Work request:
Pictures stay out. All the rest of the records must be repeated exactly.

Extracted records:
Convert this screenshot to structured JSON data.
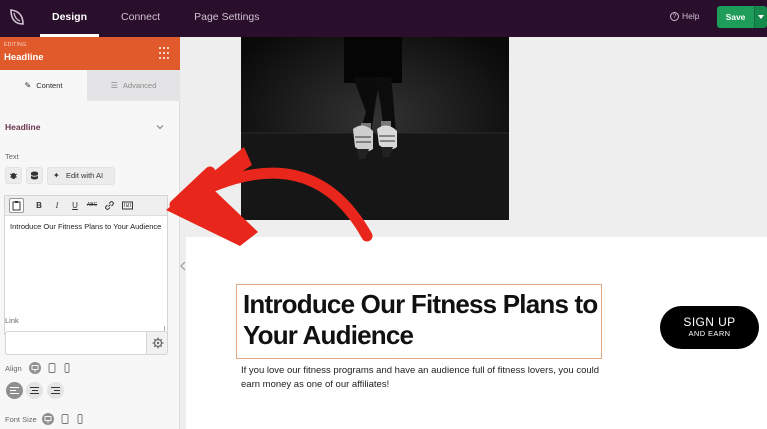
{
  "topbar": {
    "tabs": [
      {
        "label": "Design",
        "active": true
      },
      {
        "label": "Connect",
        "active": false
      },
      {
        "label": "Page Settings",
        "active": false
      }
    ],
    "help_label": "Help",
    "save_label": "Save",
    "accent": "#2a0f2c",
    "save_color": "#1e9c5a"
  },
  "panel": {
    "eyebrow": "EDITING",
    "title": "Headline",
    "header_color": "#e15a2b",
    "tabs": [
      {
        "label": "Content",
        "icon": "pencil-icon"
      },
      {
        "label": "Advanced",
        "icon": "sliders-icon"
      }
    ],
    "section_title": "Headline",
    "text_label": "Text",
    "ai_button_label": "Edit with AI",
    "editor_value": "Introduce Our Fitness Plans to Your Audience",
    "toolbar": {
      "bold": "B",
      "italic": "I",
      "underline": "U",
      "strike": "ABC"
    },
    "link_label": "Link",
    "link_value": "",
    "align_label": "Align",
    "font_size_label": "Font Size"
  },
  "canvas": {
    "headline": "Introduce Our Fitness Plans to Your Audience",
    "paragraph": "If you love our fitness programs and have an audience full of fitness lovers, you could earn money as one of our affiliates!",
    "cta_line1": "SIGN UP",
    "cta_line2": "AND EARN",
    "highlight_border": "#e0a985",
    "annotation_color": "#e8261c"
  }
}
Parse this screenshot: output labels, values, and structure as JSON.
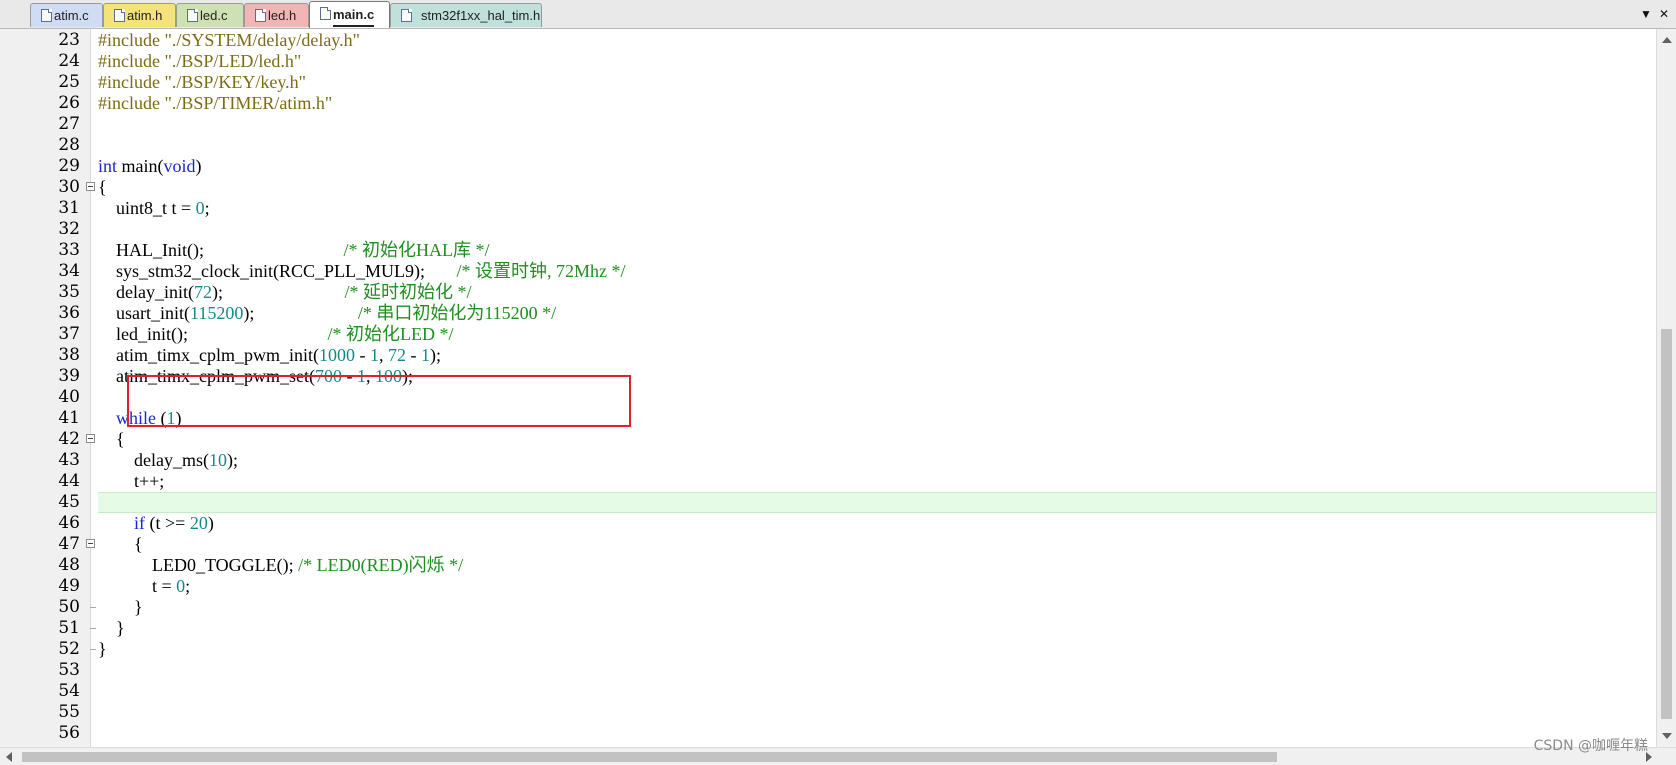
{
  "tabs": [
    {
      "label": "atim.c",
      "color": "#cfdcf2"
    },
    {
      "label": "atim.h",
      "color": "#f4e27a"
    },
    {
      "label": "led.c",
      "color": "#cde1b3"
    },
    {
      "label": "led.h",
      "color": "#f2b5b5"
    },
    {
      "label": "main.c",
      "color": "#ffffff",
      "active": true
    },
    {
      "label": "stm32f1xx_hal_tim.h",
      "color": "#bfe0db"
    }
  ],
  "tab_overflow_icon": "chevron-down-icon",
  "tab_close_icon": "close-icon",
  "editor": {
    "current_line": 45,
    "highlight_box_lines": [
      38,
      39
    ],
    "highlight_color": "#e0202a",
    "lines": [
      {
        "n": "23",
        "tokens": [
          {
            "c": "pp",
            "t": "#include \"./SYSTEM/delay/delay.h\""
          }
        ]
      },
      {
        "n": "24",
        "tokens": [
          {
            "c": "pp",
            "t": "#include \"./BSP/LED/led.h\""
          }
        ]
      },
      {
        "n": "25",
        "tokens": [
          {
            "c": "pp",
            "t": "#include \"./BSP/KEY/key.h\""
          }
        ]
      },
      {
        "n": "26",
        "tokens": [
          {
            "c": "pp",
            "t": "#include \"./BSP/TIMER/atim.h\""
          }
        ]
      },
      {
        "n": "27",
        "tokens": []
      },
      {
        "n": "28",
        "tokens": []
      },
      {
        "n": "29",
        "tokens": [
          {
            "c": "kw",
            "t": "int"
          },
          {
            "t": " main("
          },
          {
            "c": "kw",
            "t": "void"
          },
          {
            "t": ")"
          }
        ]
      },
      {
        "n": "30",
        "fold": "open",
        "tokens": [
          {
            "t": "{"
          }
        ]
      },
      {
        "n": "31",
        "tokens": [
          {
            "t": "    uint8_t t = "
          },
          {
            "c": "num",
            "t": "0"
          },
          {
            "t": ";"
          }
        ]
      },
      {
        "n": "32",
        "tokens": []
      },
      {
        "n": "33",
        "tokens": [
          {
            "t": "    HAL_Init();                               "
          },
          {
            "c": "cmt",
            "t": "/* 初始化HAL库 */"
          }
        ]
      },
      {
        "n": "34",
        "tokens": [
          {
            "t": "    sys_stm32_clock_init(RCC_PLL_MUL9);       "
          },
          {
            "c": "cmt",
            "t": "/* 设置时钟, 72Mhz */"
          }
        ]
      },
      {
        "n": "35",
        "tokens": [
          {
            "t": "    delay_init("
          },
          {
            "c": "num",
            "t": "72"
          },
          {
            "t": ");                           "
          },
          {
            "c": "cmt",
            "t": "/* 延时初始化 */"
          }
        ]
      },
      {
        "n": "36",
        "tokens": [
          {
            "t": "    usart_init("
          },
          {
            "c": "num",
            "t": "115200"
          },
          {
            "t": ");                       "
          },
          {
            "c": "cmt",
            "t": "/* 串口初始化为115200 */"
          }
        ]
      },
      {
        "n": "37",
        "tokens": [
          {
            "t": "    led_init();                               "
          },
          {
            "c": "cmt",
            "t": "/* 初始化LED */"
          }
        ]
      },
      {
        "n": "38",
        "tokens": [
          {
            "t": "    atim_timx_cplm_pwm_init("
          },
          {
            "c": "num",
            "t": "1000"
          },
          {
            "t": " - "
          },
          {
            "c": "num",
            "t": "1"
          },
          {
            "t": ", "
          },
          {
            "c": "num",
            "t": "72"
          },
          {
            "t": " - "
          },
          {
            "c": "num",
            "t": "1"
          },
          {
            "t": ");"
          }
        ]
      },
      {
        "n": "39",
        "tokens": [
          {
            "t": "    atim_timx_cplm_pwm_set("
          },
          {
            "c": "num",
            "t": "700"
          },
          {
            "t": " - "
          },
          {
            "c": "num",
            "t": "1"
          },
          {
            "t": ", "
          },
          {
            "c": "num",
            "t": "100"
          },
          {
            "t": ");"
          }
        ]
      },
      {
        "n": "40",
        "tokens": []
      },
      {
        "n": "41",
        "tokens": [
          {
            "t": "    "
          },
          {
            "c": "kw",
            "t": "while"
          },
          {
            "t": " ("
          },
          {
            "c": "num",
            "t": "1"
          },
          {
            "t": ")"
          }
        ]
      },
      {
        "n": "42",
        "fold": "open",
        "tokens": [
          {
            "t": "    {"
          }
        ]
      },
      {
        "n": "43",
        "tokens": [
          {
            "t": "        delay_ms("
          },
          {
            "c": "num",
            "t": "10"
          },
          {
            "t": ");"
          }
        ]
      },
      {
        "n": "44",
        "tokens": [
          {
            "t": "        t++;"
          }
        ]
      },
      {
        "n": "45",
        "tokens": []
      },
      {
        "n": "46",
        "tokens": [
          {
            "t": "        "
          },
          {
            "c": "kw",
            "t": "if"
          },
          {
            "t": " (t >= "
          },
          {
            "c": "num",
            "t": "20"
          },
          {
            "t": ")"
          }
        ]
      },
      {
        "n": "47",
        "fold": "open",
        "tokens": [
          {
            "t": "        {"
          }
        ]
      },
      {
        "n": "48",
        "tokens": [
          {
            "t": "            LED0_TOGGLE(); "
          },
          {
            "c": "cmt",
            "t": "/* LED0(RED)闪烁 */"
          }
        ]
      },
      {
        "n": "49",
        "tokens": [
          {
            "t": "            t = "
          },
          {
            "c": "num",
            "t": "0"
          },
          {
            "t": ";"
          }
        ]
      },
      {
        "n": "50",
        "fold": "end",
        "tokens": [
          {
            "t": "        }"
          }
        ]
      },
      {
        "n": "51",
        "fold": "end",
        "tokens": [
          {
            "t": "    }"
          }
        ]
      },
      {
        "n": "52",
        "fold": "end",
        "tokens": [
          {
            "t": "}"
          }
        ]
      },
      {
        "n": "53",
        "tokens": []
      },
      {
        "n": "54",
        "tokens": []
      },
      {
        "n": "55",
        "tokens": []
      },
      {
        "n": "56",
        "tokens": []
      }
    ]
  },
  "watermark": "CSDN @咖喱年糕"
}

Task result:
Convert this screenshot to structured JSON data.
{
  "topbar": {
    "tabs": [
      {
        "label": "Design",
        "active": true
      },
      {
        "label": "Connect",
        "active": false
      },
      {
        "label": "Page Settings",
        "active": false
      }
    ],
    "help_label": "Help",
    "save_label": "Save",
    "accent": "#2a0f2c",
    "save_color": "#1e9c5a"
  },
  "panel": {
    "eyebrow": "EDITING",
    "title": "Headline",
    "header_color": "#e15a2b",
    "tabs": [
      {
        "label": "Content",
        "icon": "pencil-icon"
      },
      {
        "label": "Advanced",
        "icon": "sliders-icon"
      }
    ],
    "section_title": "Headline",
    "text_label": "Text",
    "ai_button_label": "Edit with AI",
    "editor_value": "Introduce Our Fitness Plans to Your Audience",
    "toolbar": {
      "bold": "B",
      "italic": "I",
      "underline": "U",
      "strike": "ABC"
    },
    "link_label": "Link",
    "link_value": "",
    "align_label": "Align",
    "font_size_label": "Font Size"
  },
  "canvas": {
    "headline": "Introduce Our Fitness Plans to Your Audience",
    "paragraph": "If you love our fitness programs and have an audience full of fitness lovers, you could earn money as one of our affiliates!",
    "cta_line1": "SIGN UP",
    "cta_line2": "AND EARN",
    "highlight_border": "#e0a985",
    "annotation_color": "#e8261c"
  }
}
Parse this screenshot: output labels, values, and structure as JSON.
{
  "tabs": [
    {
      "label": "atim.c",
      "color": "#cfdcf2"
    },
    {
      "label": "atim.h",
      "color": "#f4e27a"
    },
    {
      "label": "led.c",
      "color": "#cde1b3"
    },
    {
      "label": "led.h",
      "color": "#f2b5b5"
    },
    {
      "label": "main.c",
      "color": "#ffffff",
      "active": true
    },
    {
      "label": "stm32f1xx_hal_tim.h",
      "color": "#bfe0db"
    }
  ],
  "tab_overflow_icon": "chevron-down-icon",
  "tab_close_icon": "close-icon",
  "editor": {
    "current_line": 45,
    "highlight_box_lines": [
      38,
      39
    ],
    "highlight_color": "#e0202a",
    "lines": [
      {
        "n": "23",
        "tokens": [
          {
            "c": "pp",
            "t": "#include \"./SYSTEM/delay/delay.h\""
          }
        ]
      },
      {
        "n": "24",
        "tokens": [
          {
            "c": "pp",
            "t": "#include \"./BSP/LED/led.h\""
          }
        ]
      },
      {
        "n": "25",
        "tokens": [
          {
            "c": "pp",
            "t": "#include \"./BSP/KEY/key.h\""
          }
        ]
      },
      {
        "n": "26",
        "tokens": [
          {
            "c": "pp",
            "t": "#include \"./BSP/TIMER/atim.h\""
          }
        ]
      },
      {
        "n": "27",
        "tokens": []
      },
      {
        "n": "28",
        "tokens": []
      },
      {
        "n": "29",
        "tokens": [
          {
            "c": "kw",
            "t": "int"
          },
          {
            "t": " main("
          },
          {
            "c": "kw",
            "t": "void"
          },
          {
            "t": ")"
          }
        ]
      },
      {
        "n": "30",
        "fold": "open",
        "tokens": [
          {
            "t": "{"
          }
        ]
      },
      {
        "n": "31",
        "tokens": [
          {
            "t": "    uint8_t t = "
          },
          {
            "c": "num",
            "t": "0"
          },
          {
            "t": ";"
          }
        ]
      },
      {
        "n": "32",
        "tokens": []
      },
      {
        "n": "33",
        "tokens": [
          {
            "t": "    HAL_Init();                               "
          },
          {
            "c": "cmt",
            "t": "/* 初始化HAL库 */"
          }
        ]
      },
      {
        "n": "34",
        "tokens": [
          {
            "t": "    sys_stm32_clock_init(RCC_PLL_MUL9);       "
          },
          {
            "c": "cmt",
            "t": "/* 设置时钟, 72Mhz */"
          }
        ]
      },
      {
        "n": "35",
        "tokens": [
          {
            "t": "    delay_init("
          },
          {
            "c": "num",
            "t": "72"
          },
          {
            "t": ");                           "
          },
          {
            "c": "cmt",
            "t": "/* 延时初始化 */"
          }
        ]
      },
      {
        "n": "36",
        "tokens": [
          {
            "t": "    usart_init("
          },
          {
            "c": "num",
            "t": "115200"
          },
          {
            "t": ");                       "
          },
          {
            "c": "cmt",
            "t": "/* 串口初始化为115200 */"
          }
        ]
      },
      {
        "n": "37",
        "tokens": [
          {
            "t": "    led_init();                               "
          },
          {
            "c": "cmt",
            "t": "/* 初始化LED */"
          }
        ]
      },
      {
        "n": "38",
        "tokens": [
          {
            "t": "    atim_timx_cplm_pwm_init("
          },
          {
            "c": "num",
            "t": "1000"
          },
          {
            "t": " - "
          },
          {
            "c": "num",
            "t": "1"
          },
          {
            "t": ", "
          },
          {
            "c": "num",
            "t": "72"
          },
          {
            "t": " - "
          },
          {
            "c": "num",
            "t": "1"
          },
          {
            "t": ");"
          }
        ]
      },
      {
        "n": "39",
        "tokens": [
          {
            "t": "    atim_timx_cplm_pwm_set("
          },
          {
            "c": "num",
            "t": "700"
          },
          {
            "t": " - "
          },
          {
            "c": "num",
            "t": "1"
          },
          {
            "t": ", "
          },
          {
            "c": "num",
            "t": "100"
          },
          {
            "t": ");"
          }
        ]
      },
      {
        "n": "40",
        "tokens": []
      },
      {
        "n": "41",
        "tokens": [
          {
            "t": "    "
          },
          {
            "c": "kw",
            "t": "while"
          },
          {
            "t": " ("
          },
          {
            "c": "num",
            "t": "1"
          },
          {
            "t": ")"
          }
        ]
      },
      {
        "n": "42",
        "fold": "open",
        "tokens": [
          {
            "t": "    {"
          }
        ]
      },
      {
        "n": "43",
        "tokens": [
          {
            "t": "        delay_ms("
          },
          {
            "c": "num",
            "t": "10"
          },
          {
            "t": ");"
          }
        ]
      },
      {
        "n": "44",
        "tokens": [
          {
            "t": "        t++;"
          }
        ]
      },
      {
        "n": "45",
        "tokens": []
      },
      {
        "n": "46",
        "tokens": [
          {
            "t": "        "
          },
          {
            "c": "kw",
            "t": "if"
          },
          {
            "t": " (t >= "
          },
          {
            "c": "num",
            "t": "20"
          },
          {
            "t": ")"
          }
        ]
      },
      {
        "n": "47",
        "fold": "open",
        "tokens": [
          {
            "t": "        {"
          }
        ]
      },
      {
        "n": "48",
        "tokens": [
          {
            "t": "            LED0_TOGGLE(); "
          },
          {
            "c": "cmt",
            "t": "/* LED0(RED)闪烁 */"
          }
        ]
      },
      {
        "n": "49",
        "tokens": [
          {
            "t": "            t = "
          },
          {
            "c": "num",
            "t": "0"
          },
          {
            "t": ";"
          }
        ]
      },
      {
        "n": "50",
        "fold": "end",
        "tokens": [
          {
            "t": "        }"
          }
        ]
      },
      {
        "n": "51",
        "fold": "end",
        "tokens": [
          {
            "t": "    }"
          }
        ]
      },
      {
        "n": "52",
        "fold": "end",
        "tokens": [
          {
            "t": "}"
          }
        ]
      },
      {
        "n": "53",
        "tokens": []
      },
      {
        "n": "54",
        "tokens": []
      },
      {
        "n": "55",
        "tokens": []
      },
      {
        "n": "56",
        "tokens": []
      }
    ]
  },
  "watermark": "CSDN @咖喱年糕"
}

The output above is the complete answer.